A new, easy-to-make artificial tongue can distinguish different brands of bottled water. The simple chemical sensor uses a single type of fluorescent molecule to detect and quantify 13 different metal ions. Fluorescent sensors are excellent for detecting minute, nanomolar levels of target chemicals in solution in real time. In these applications, molecules typically include two […]
A new, easy-to-make artificial tongue can distinguish different brands of bottled water. The simple chemical sensor uses a single type of fluorescent molecule to detect and quantify 13 different metal ions.
Fluorescent sensors are excellent for detecting minute, nanomolar levels of target chemicals in solution in real time. In these applications, molecules typically include two parts—a receptor portion that binds to the analyte connected to a fluorescent dye. When the receptor binds to its target, it triggers a change in the dye’s light emission color, intensity, or duration that can be used to quantify the target molecule’s concentration.
For these types of sensing applications, researchers have typically used arrays of different sensor molecules, each in separate wells in a dish, to measure the levels of multiple kinds of molecules in a sample. Using such sensor arrays, researchers have made artificial tongues that can identify different soft drinks, whiskeys, and wines. They could also allow authorities to monitor water quality and permit consumers to test grocery store produce for heavy-metal contamination.
But the arrays are tedious to make and require large amounts of test samples, says Liping Ding, a professor of chemistry at Shaanxi Normal University in Xi’an. So Ding and her colleagues have been looking at ways to simplify the chemical sensors.

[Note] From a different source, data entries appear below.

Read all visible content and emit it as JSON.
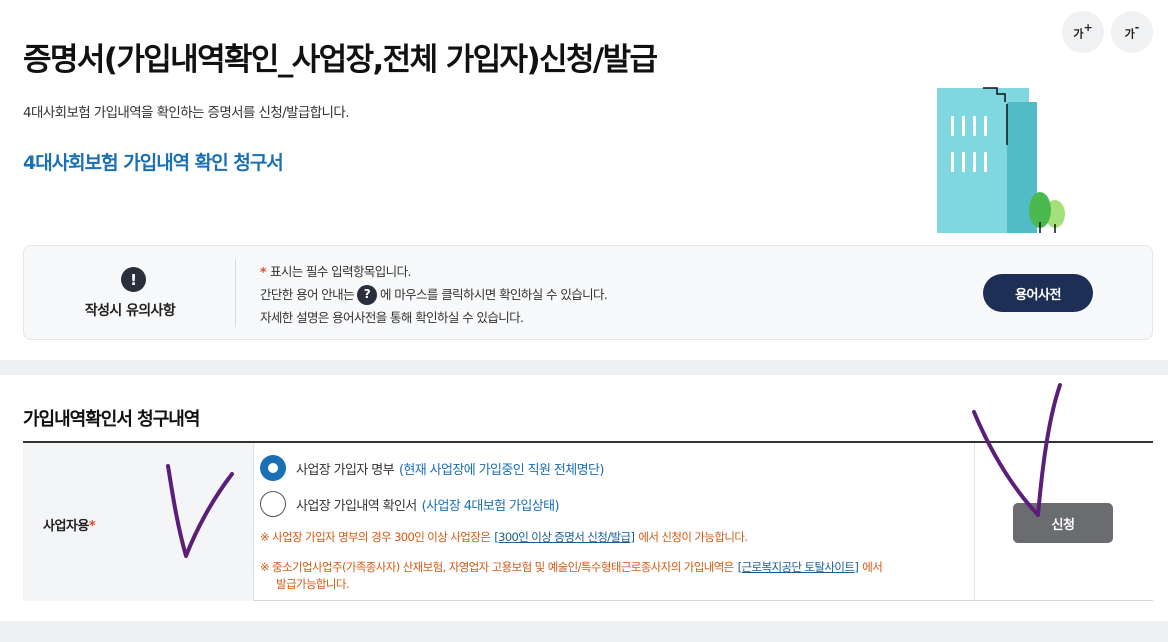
{
  "header": {
    "title": "증명서(가입내역확인_사업장,전체 가입자)신청/발급",
    "description": "4대사회보험 가입내역을 확인하는 증명서를 신청/발급합니다.",
    "subtitle": "4대사회보험 가입내역 확인 청구서",
    "font_up_label": "가",
    "font_up_mark": "+",
    "font_down_label": "가",
    "font_down_mark": "-"
  },
  "notice": {
    "icon_glyph": "!",
    "label": "작성시 유의사항",
    "line1_star": "*",
    "line1": "표시는 필수 입력항목입니다.",
    "line2_before": "간단한 용어 안내는",
    "line2_icon": "?",
    "line2_after": "에 마우스를 클릭하시면 확인하실 수 있습니다.",
    "line3": "자세한 설명은 용어사전을 통해 확인하실 수 있습니다.",
    "dict_button": "용어사전"
  },
  "request": {
    "section_title": "가입내역확인서 청구내역",
    "field_label": "사업자용",
    "required_mark": "*",
    "options": [
      {
        "label": "사업장 가입자 명부",
        "hint": "(현재 사업장에 가입중인 직원 전체명단)",
        "checked": true
      },
      {
        "label": "사업장 가입내역 확인서",
        "hint": "(사업장 4대보험 가입상태)",
        "checked": false
      }
    ],
    "warning1_before": "※ 사업장 가입자 명부의 경우 300인 이상 사업장은",
    "warning1_link": "[300인 이상 증명서 신청/발급]",
    "warning1_after": "에서 신청이 가능합니다.",
    "warning2_before": "※ 중소기업사업주(가족종사자) 산재보험, 자영업자 고용보험 및 예술인/특수형태근로종사자의 가입내역은",
    "warning2_link": "[근로복지공단 토탈사이트]",
    "warning2_after": "에서",
    "warning2_line2": "발급가능합니다.",
    "apply_button": "신청"
  },
  "colors": {
    "accent_blue": "#1a6fb5",
    "dark_navy": "#1e2f55",
    "warning_orange": "#d45a12",
    "required_red": "#e0462f",
    "scribble_purple": "#5b1f7a",
    "building_cyan": "#7fd8e0",
    "building_side": "#52bcc6",
    "tree_green": "#4cb850"
  },
  "icons": [
    "font-increase-icon",
    "font-decrease-icon",
    "building-illustration",
    "exclamation-icon",
    "question-icon",
    "radio-checked-icon",
    "radio-unchecked-icon"
  ]
}
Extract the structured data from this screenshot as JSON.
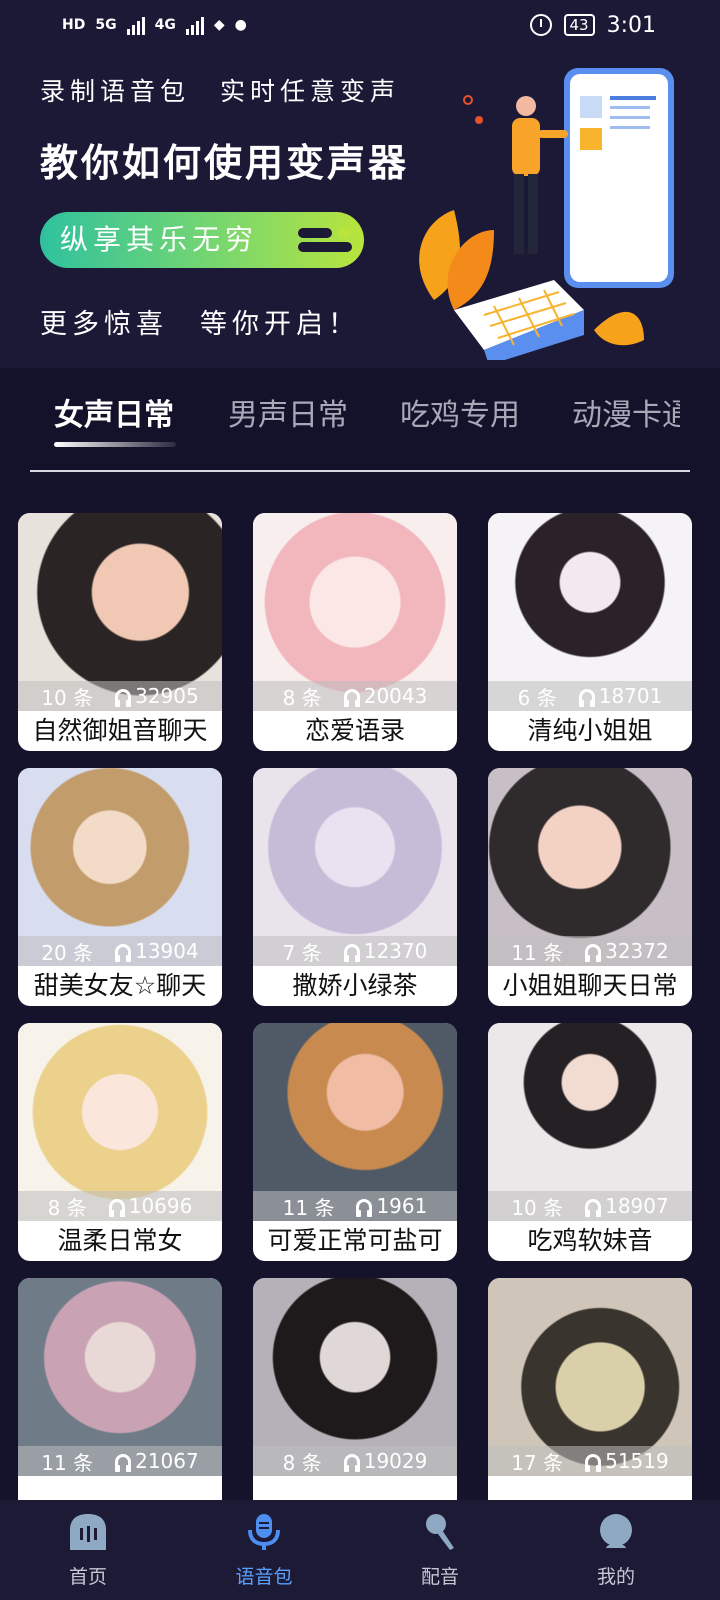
{
  "status_bar": {
    "left_indicators": [
      "HD",
      "5G",
      "4G"
    ],
    "battery": "43",
    "time": "3:01"
  },
  "banner": {
    "line1": "录制语音包　实时任意变声",
    "title": "教你如何使用变声器",
    "pill": "纵享其乐无穷",
    "line3": "更多惊喜　等你开启！"
  },
  "tabs": [
    {
      "label": "女声日常",
      "active": true
    },
    {
      "label": "男声日常",
      "active": false
    },
    {
      "label": "吃鸡专用",
      "active": false
    },
    {
      "label": "动漫卡通",
      "active": false
    }
  ],
  "cards": [
    {
      "count": "10 条",
      "plays": "32905",
      "name": "自然御姐音聊天"
    },
    {
      "count": "8 条",
      "plays": "20043",
      "name": "恋爱语录"
    },
    {
      "count": "6 条",
      "plays": "18701",
      "name": "清纯小姐姐"
    },
    {
      "count": "20 条",
      "plays": "13904",
      "name": "甜美女友☆聊天"
    },
    {
      "count": "7 条",
      "plays": "12370",
      "name": "撒娇小绿茶"
    },
    {
      "count": "11 条",
      "plays": "32372",
      "name": "小姐姐聊天日常"
    },
    {
      "count": "8 条",
      "plays": "10696",
      "name": "温柔日常女"
    },
    {
      "count": "11 条",
      "plays": "1961",
      "name": "可爱正常可盐可"
    },
    {
      "count": "10 条",
      "plays": "18907",
      "name": "吃鸡软妹音"
    },
    {
      "count": "11 条",
      "plays": "21067",
      "name": ""
    },
    {
      "count": "8 条",
      "plays": "19029",
      "name": ""
    },
    {
      "count": "17 条",
      "plays": "51519",
      "name": ""
    }
  ],
  "bottom_nav": [
    {
      "label": "首页",
      "icon": "home-icon",
      "active": false
    },
    {
      "label": "语音包",
      "icon": "microphone-icon",
      "active": true
    },
    {
      "label": "配音",
      "icon": "handheld-mic-icon",
      "active": false
    },
    {
      "label": "我的",
      "icon": "profile-icon",
      "active": false
    }
  ],
  "colors": {
    "background": "#15132b",
    "accent": "#5aa0ff",
    "pill_start": "#2fc29e",
    "pill_end": "#b8e43c"
  }
}
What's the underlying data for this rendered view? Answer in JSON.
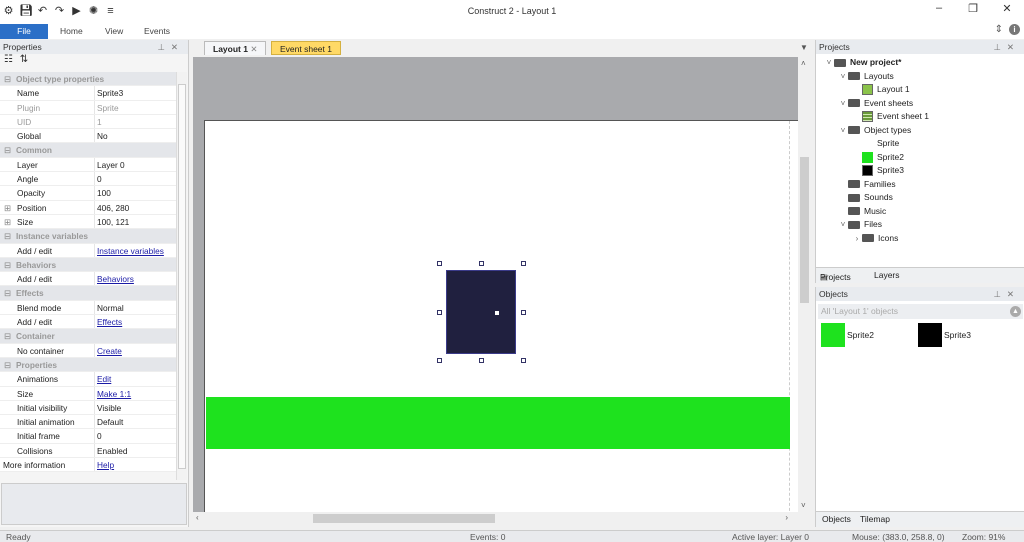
{
  "window": {
    "title": "Construct 2 - Layout 1",
    "quick_access_icons": [
      "app-logo-icon",
      "save-icon",
      "undo-icon",
      "redo-icon",
      "run-icon",
      "debug-icon",
      "customize-icon"
    ],
    "controls": {
      "minimize": "–",
      "restore": "❐",
      "close": "✕"
    }
  },
  "ribbon": {
    "tabs": [
      "File",
      "Home",
      "View",
      "Events"
    ]
  },
  "properties": {
    "title": "Properties",
    "rows": [
      {
        "type": "cat",
        "label": "Object type properties"
      },
      {
        "k": "Name",
        "v": "Sprite3"
      },
      {
        "k": "Plugin",
        "v": "Sprite",
        "dim": true
      },
      {
        "k": "UID",
        "v": "1",
        "dim": true
      },
      {
        "k": "Global",
        "v": "No"
      },
      {
        "type": "cat",
        "label": "Common"
      },
      {
        "k": "Layer",
        "v": "Layer 0"
      },
      {
        "k": "Angle",
        "v": "0"
      },
      {
        "k": "Opacity",
        "v": "100"
      },
      {
        "k": "Position",
        "v": "406, 280",
        "expand": true
      },
      {
        "k": "Size",
        "v": "100, 121",
        "expand": true
      },
      {
        "type": "cat",
        "label": "Instance variables"
      },
      {
        "k": "Add / edit",
        "v": "Instance variables",
        "link": true
      },
      {
        "type": "cat",
        "label": "Behaviors"
      },
      {
        "k": "Add / edit",
        "v": "Behaviors",
        "link": true
      },
      {
        "type": "cat",
        "label": "Effects"
      },
      {
        "k": "Blend mode",
        "v": "Normal"
      },
      {
        "k": "Add / edit",
        "v": "Effects",
        "link": true
      },
      {
        "type": "cat",
        "label": "Container"
      },
      {
        "k": "No container",
        "v": "Create",
        "link": true
      },
      {
        "type": "cat",
        "label": "Properties"
      },
      {
        "k": "Animations",
        "v": "Edit",
        "link": true
      },
      {
        "k": "Size",
        "v": "Make 1:1",
        "link": true
      },
      {
        "k": "Initial visibility",
        "v": "Visible"
      },
      {
        "k": "Initial animation",
        "v": "Default"
      },
      {
        "k": "Initial frame",
        "v": "0"
      },
      {
        "k": "Collisions",
        "v": "Enabled"
      },
      {
        "k": "More information",
        "v": "Help",
        "link": true,
        "top": true
      }
    ]
  },
  "editor": {
    "tabs": [
      {
        "label": "Layout 1",
        "active": true
      },
      {
        "label": "Event sheet 1",
        "active": false
      }
    ],
    "colors": {
      "green_sprite": "#1ee21e",
      "dark_sprite": "#20203f",
      "margin": "#a9aaad"
    }
  },
  "projects": {
    "title": "Projects",
    "tree": [
      {
        "label": "New project*",
        "depth": 0,
        "kind": "folder",
        "open": true,
        "bold": true
      },
      {
        "label": "Layouts",
        "depth": 1,
        "kind": "folder",
        "open": true
      },
      {
        "label": "Layout 1",
        "depth": 2,
        "kind": "layout"
      },
      {
        "label": "Event sheets",
        "depth": 1,
        "kind": "folder",
        "open": true
      },
      {
        "label": "Event sheet 1",
        "depth": 2,
        "kind": "eventsheet"
      },
      {
        "label": "Object types",
        "depth": 1,
        "kind": "folder",
        "open": true
      },
      {
        "label": "Sprite",
        "depth": 2,
        "kind": "none"
      },
      {
        "label": "Sprite2",
        "depth": 2,
        "kind": "green"
      },
      {
        "label": "Sprite3",
        "depth": 2,
        "kind": "black"
      },
      {
        "label": "Families",
        "depth": 1,
        "kind": "folder"
      },
      {
        "label": "Sounds",
        "depth": 1,
        "kind": "folder"
      },
      {
        "label": "Music",
        "depth": 1,
        "kind": "folder"
      },
      {
        "label": "Files",
        "depth": 1,
        "kind": "folder",
        "open": true
      },
      {
        "label": "Icons",
        "depth": 2,
        "kind": "folder",
        "collapsed": true
      }
    ],
    "bottom_tabs": [
      "Projects",
      "Layers"
    ]
  },
  "objects": {
    "title": "Objects",
    "filter": "All 'Layout 1' objects",
    "items": [
      {
        "label": "Sprite2",
        "color": "#1ee21e"
      },
      {
        "label": "Sprite3",
        "color": "#000000"
      }
    ],
    "bottom_tabs": [
      "Objects",
      "Tilemap"
    ]
  },
  "status": {
    "ready": "Ready",
    "events": "Events: 0",
    "active_layer": "Active layer: Layer 0",
    "mouse": "Mouse: (383.0, 258.8, 0)",
    "zoom": "Zoom: 91%"
  }
}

Their new sensor uses a single sensing molecule that can fluoresce at four different wavelengths, depending on the wavelength of light applied to the sample. As different metal ions bind, they change the fluorescence pattern in measurable ways, producing an output that allows researchers to distinguish them in solution.
The fluorescent part of the sensor is a pyrene-based dye that the researchers attach to an amine-based functional group that binds metal ions. When added to water along with the common detergent, sodium dodecyl sulfate, the detergent molecules aggregate to create tiny spheres with negatively charged, water-loving surfaces and water-repelling cores. The aggregates incorporate the sensor molecules: The hydrophobic pyrene portion of the molecule becomes trapped within the spheres while the hydrophilic, metal-binding end points outward into solution.
When metal ions are added to the solution, they bind to the metal receptors and interact with the anionic detergent molecules, changing the size and shape of the aggregates. This structural change in turn increases or decreases the intensity of fluorescence at each of the four wavelengths. Combining the changes at different wavelengths generates a recognition pattern for a particular metal ion, says Ding. The pattern of changes varies for each metal.
The researchers were able to record unique recognition patterns that serve as fingerprints for 13 different metal ions: Cu2+, Co2+, Ni2+, Cr3+, Hg2+, Fe3+, Zn2+, Cd2+, Al3+, Pb2+, Ca2+, Mg2+, and Ba2+. By applying a pattern recognition algorithm to the combined fluorescent signals, they could discern multiple metal ions in a mixture.
Brands of bottled mineral waters have their own signature combination and amounts of metal ions, making them an ideal test of the new sensor. When the researchers tested such samples with their sensor, they could tell tap water from mineral water and distinguish among eight different mineral water brands. The sensor could eventually be used to monitor the quality of drinking water or to detect counterfeit bottled water, Ding says.
“This is one probe for all, like ‘One ring rules them all,’” says Pavel Anzenbacher, a professor of chemistry at Bowling Green State University. “This would save a lot of work on synthesis.”
This article is reproduced with permission from C&EN (© American Chemical Society). The article was first published on December 11, 2017.